[Data records for software interfaces]

>>>

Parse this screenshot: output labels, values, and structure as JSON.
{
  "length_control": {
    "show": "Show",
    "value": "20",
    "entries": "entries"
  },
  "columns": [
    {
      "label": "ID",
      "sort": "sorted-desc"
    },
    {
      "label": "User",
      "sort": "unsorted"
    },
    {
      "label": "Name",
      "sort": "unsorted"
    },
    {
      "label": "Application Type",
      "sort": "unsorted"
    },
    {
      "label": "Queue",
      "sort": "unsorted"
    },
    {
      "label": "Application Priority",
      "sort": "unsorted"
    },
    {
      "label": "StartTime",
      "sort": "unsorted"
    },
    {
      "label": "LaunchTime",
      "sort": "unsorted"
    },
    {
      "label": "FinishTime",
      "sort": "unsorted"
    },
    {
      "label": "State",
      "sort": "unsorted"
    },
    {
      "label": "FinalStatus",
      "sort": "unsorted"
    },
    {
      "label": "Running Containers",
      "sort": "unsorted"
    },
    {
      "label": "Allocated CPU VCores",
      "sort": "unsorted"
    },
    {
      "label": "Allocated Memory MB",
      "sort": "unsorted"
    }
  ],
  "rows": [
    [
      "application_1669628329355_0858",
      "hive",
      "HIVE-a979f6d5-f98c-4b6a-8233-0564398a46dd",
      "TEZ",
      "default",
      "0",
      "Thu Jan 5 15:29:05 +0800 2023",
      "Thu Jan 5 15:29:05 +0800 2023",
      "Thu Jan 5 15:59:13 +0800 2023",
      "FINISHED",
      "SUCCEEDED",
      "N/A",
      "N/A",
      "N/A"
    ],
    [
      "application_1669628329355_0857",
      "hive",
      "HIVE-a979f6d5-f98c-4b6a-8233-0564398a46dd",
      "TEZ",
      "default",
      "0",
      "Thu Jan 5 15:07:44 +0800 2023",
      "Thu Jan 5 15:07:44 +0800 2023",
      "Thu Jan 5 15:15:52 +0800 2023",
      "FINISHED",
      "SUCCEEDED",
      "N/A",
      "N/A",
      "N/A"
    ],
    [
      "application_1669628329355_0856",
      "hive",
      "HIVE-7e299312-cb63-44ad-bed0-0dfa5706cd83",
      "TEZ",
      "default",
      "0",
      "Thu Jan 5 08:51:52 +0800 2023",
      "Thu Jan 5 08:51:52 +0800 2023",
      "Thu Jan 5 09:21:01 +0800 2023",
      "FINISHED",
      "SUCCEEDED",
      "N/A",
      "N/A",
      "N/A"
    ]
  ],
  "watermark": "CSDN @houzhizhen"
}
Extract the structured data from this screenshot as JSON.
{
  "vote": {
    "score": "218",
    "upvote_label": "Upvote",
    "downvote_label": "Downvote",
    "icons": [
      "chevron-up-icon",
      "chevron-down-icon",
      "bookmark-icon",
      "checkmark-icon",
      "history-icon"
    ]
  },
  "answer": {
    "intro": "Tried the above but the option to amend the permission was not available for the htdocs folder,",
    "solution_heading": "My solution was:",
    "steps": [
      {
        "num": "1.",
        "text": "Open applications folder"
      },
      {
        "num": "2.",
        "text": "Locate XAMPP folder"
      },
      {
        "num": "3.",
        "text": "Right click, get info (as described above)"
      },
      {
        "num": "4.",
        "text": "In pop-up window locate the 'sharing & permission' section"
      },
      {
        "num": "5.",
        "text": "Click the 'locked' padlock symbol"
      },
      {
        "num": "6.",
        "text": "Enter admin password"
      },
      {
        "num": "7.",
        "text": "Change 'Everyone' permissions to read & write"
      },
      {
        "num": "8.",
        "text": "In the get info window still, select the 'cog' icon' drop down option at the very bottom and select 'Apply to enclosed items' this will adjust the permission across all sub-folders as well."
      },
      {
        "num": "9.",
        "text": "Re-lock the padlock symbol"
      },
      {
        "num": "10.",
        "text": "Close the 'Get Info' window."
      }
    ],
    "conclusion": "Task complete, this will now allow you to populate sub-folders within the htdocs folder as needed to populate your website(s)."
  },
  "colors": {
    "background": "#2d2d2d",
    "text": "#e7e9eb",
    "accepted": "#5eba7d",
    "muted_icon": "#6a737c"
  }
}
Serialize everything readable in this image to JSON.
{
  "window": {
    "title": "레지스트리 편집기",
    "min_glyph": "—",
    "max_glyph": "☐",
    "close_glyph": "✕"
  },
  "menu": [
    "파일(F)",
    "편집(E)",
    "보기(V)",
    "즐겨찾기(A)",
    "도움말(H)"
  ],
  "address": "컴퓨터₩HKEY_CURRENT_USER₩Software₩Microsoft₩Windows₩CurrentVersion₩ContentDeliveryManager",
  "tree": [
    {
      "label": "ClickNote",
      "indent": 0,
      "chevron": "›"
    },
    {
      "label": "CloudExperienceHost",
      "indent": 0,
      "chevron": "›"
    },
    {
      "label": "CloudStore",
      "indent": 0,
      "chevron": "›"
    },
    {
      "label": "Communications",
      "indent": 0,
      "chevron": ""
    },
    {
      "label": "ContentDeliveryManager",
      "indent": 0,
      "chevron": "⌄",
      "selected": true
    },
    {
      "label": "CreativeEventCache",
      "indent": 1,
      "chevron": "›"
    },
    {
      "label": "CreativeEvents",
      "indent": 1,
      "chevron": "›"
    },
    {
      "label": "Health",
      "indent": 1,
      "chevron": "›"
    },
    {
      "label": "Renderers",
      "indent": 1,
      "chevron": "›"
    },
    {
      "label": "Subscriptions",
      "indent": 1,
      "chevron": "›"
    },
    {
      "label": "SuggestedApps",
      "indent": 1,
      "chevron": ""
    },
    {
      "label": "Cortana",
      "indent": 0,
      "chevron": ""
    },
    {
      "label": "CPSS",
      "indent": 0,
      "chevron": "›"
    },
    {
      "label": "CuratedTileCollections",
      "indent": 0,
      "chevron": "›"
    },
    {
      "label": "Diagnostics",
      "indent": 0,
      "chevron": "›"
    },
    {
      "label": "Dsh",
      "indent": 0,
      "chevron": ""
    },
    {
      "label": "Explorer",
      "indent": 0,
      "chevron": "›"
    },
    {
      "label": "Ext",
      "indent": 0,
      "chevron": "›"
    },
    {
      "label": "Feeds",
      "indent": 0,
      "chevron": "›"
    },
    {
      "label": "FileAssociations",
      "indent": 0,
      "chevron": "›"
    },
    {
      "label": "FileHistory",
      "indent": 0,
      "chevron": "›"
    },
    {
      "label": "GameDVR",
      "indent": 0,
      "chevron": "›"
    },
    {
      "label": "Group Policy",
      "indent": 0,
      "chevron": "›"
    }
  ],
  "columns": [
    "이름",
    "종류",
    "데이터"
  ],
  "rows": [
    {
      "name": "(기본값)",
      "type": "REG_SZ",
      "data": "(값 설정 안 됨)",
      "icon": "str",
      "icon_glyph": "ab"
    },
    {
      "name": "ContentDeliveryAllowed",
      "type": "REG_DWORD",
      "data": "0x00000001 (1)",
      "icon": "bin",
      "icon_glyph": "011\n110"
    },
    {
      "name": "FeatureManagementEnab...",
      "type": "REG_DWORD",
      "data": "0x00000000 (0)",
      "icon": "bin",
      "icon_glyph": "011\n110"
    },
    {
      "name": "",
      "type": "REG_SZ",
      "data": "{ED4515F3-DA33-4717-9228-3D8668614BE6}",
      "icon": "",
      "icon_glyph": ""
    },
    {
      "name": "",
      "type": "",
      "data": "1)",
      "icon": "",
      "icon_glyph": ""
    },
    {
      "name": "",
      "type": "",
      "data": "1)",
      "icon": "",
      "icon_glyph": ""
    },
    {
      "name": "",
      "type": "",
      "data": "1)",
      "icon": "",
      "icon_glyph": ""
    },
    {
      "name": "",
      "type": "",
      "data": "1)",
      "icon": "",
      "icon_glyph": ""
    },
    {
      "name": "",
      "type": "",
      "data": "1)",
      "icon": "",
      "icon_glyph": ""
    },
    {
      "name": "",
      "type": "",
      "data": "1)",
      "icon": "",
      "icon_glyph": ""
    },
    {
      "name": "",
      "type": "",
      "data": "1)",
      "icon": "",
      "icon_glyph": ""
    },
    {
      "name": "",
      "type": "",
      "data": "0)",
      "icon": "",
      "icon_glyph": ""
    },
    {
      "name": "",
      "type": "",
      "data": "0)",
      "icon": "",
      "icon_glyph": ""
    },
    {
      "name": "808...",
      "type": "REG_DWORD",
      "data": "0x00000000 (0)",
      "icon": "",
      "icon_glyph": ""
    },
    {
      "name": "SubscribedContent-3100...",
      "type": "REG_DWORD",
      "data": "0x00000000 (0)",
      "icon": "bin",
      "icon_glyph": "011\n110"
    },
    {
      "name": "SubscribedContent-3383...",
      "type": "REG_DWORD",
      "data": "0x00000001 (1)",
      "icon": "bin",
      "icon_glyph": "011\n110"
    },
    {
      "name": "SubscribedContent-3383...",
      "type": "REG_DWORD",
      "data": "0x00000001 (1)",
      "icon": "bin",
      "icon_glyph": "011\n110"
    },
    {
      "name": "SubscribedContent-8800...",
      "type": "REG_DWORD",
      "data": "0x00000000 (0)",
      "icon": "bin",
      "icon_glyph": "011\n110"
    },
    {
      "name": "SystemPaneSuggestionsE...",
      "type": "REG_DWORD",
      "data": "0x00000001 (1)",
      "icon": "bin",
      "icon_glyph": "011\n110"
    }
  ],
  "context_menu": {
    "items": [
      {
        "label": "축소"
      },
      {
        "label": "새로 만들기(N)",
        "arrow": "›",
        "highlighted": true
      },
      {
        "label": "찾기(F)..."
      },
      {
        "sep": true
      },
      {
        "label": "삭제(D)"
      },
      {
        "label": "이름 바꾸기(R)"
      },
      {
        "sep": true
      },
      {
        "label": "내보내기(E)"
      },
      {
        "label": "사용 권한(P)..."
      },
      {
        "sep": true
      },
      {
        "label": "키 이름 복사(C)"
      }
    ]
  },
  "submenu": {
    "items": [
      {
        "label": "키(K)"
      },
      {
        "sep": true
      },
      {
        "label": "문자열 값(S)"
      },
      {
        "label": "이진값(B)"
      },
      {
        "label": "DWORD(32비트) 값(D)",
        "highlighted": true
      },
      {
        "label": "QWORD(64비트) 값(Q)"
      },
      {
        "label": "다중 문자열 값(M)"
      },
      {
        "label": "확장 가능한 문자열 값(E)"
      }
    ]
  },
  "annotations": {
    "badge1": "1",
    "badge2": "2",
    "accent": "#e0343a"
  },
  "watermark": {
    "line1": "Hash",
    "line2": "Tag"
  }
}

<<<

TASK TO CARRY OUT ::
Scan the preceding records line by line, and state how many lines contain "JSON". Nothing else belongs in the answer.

EXERCISE ANSWER ::
3